+++ Working data
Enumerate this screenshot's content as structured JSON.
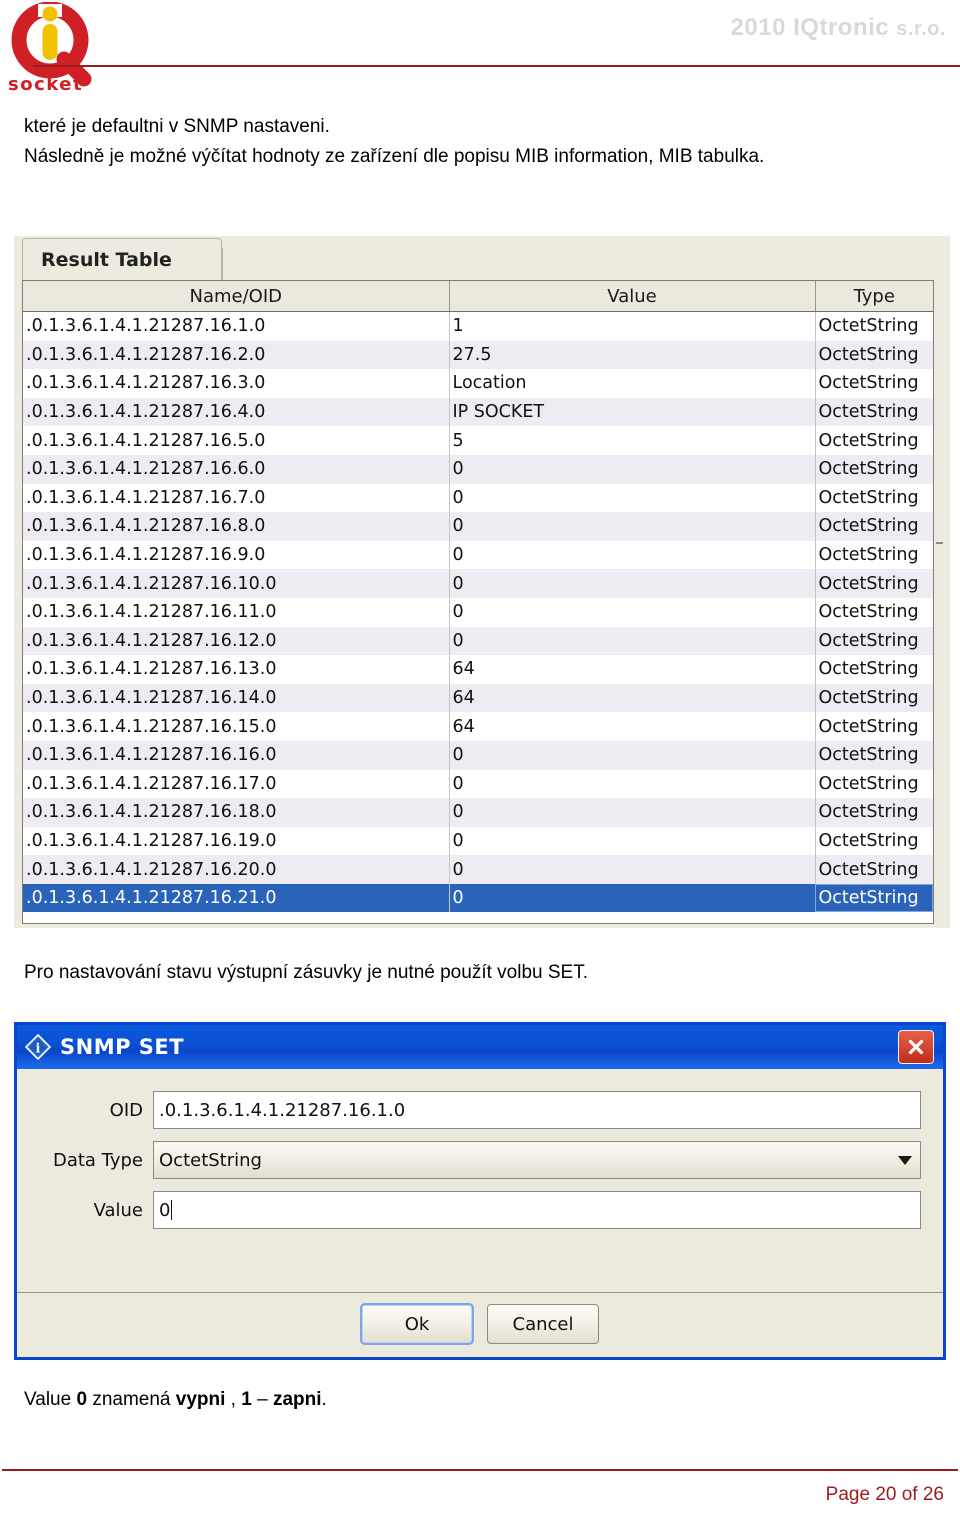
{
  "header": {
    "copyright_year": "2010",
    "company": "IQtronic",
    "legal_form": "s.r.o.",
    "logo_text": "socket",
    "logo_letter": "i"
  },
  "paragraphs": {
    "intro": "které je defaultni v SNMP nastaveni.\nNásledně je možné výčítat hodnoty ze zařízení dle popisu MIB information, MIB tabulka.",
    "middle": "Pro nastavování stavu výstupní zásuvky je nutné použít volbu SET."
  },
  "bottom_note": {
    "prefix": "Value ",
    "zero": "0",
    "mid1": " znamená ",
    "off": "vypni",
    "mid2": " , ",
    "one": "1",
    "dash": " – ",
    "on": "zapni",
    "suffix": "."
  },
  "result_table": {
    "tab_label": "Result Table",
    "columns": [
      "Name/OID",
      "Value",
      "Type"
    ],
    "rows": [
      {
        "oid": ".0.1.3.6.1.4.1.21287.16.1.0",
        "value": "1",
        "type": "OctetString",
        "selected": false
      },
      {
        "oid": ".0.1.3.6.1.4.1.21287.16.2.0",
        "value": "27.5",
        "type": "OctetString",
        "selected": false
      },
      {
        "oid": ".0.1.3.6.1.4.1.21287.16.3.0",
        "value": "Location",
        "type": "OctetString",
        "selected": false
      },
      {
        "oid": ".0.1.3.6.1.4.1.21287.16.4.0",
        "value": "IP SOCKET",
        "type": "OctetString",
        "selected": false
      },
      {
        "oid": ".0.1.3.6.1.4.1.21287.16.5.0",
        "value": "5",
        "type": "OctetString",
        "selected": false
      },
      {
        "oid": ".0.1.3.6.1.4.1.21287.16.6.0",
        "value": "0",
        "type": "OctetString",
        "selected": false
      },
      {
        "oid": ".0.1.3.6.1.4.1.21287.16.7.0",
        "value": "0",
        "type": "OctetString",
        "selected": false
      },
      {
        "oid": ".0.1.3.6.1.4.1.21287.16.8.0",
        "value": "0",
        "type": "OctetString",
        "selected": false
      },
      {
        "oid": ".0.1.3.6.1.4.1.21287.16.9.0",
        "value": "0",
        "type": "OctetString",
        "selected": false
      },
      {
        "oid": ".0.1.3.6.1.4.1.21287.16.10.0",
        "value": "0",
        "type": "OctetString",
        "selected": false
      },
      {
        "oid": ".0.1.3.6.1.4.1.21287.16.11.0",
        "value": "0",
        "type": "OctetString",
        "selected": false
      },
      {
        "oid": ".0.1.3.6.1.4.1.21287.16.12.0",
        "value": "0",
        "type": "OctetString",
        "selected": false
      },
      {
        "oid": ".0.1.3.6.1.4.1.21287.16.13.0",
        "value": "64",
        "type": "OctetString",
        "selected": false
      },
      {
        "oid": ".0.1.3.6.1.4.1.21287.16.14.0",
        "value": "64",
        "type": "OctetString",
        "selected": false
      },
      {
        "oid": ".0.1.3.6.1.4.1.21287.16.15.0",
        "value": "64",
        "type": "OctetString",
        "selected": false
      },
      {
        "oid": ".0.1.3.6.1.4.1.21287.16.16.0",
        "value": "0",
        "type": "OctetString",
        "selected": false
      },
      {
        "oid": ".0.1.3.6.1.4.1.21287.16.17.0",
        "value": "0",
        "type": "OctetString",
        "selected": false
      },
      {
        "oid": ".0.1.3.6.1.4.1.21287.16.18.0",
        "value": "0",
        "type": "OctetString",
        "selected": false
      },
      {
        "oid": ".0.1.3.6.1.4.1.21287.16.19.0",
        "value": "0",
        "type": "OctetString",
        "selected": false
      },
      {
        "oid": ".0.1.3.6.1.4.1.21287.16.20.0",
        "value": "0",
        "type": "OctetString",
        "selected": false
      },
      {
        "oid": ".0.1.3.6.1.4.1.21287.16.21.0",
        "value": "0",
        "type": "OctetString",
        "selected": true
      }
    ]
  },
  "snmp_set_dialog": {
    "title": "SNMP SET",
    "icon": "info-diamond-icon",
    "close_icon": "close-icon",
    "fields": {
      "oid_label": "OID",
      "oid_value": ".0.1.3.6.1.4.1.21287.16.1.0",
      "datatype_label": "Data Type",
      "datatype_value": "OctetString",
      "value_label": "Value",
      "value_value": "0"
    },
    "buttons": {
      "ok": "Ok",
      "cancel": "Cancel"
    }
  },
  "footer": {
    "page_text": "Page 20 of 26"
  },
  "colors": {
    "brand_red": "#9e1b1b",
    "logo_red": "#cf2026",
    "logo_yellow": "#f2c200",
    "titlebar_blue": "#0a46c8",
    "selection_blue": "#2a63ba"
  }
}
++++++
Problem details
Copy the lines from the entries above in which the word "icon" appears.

Solution for this exercise
    "icon": "info-diamond-icon",
    "close_icon": "close-icon",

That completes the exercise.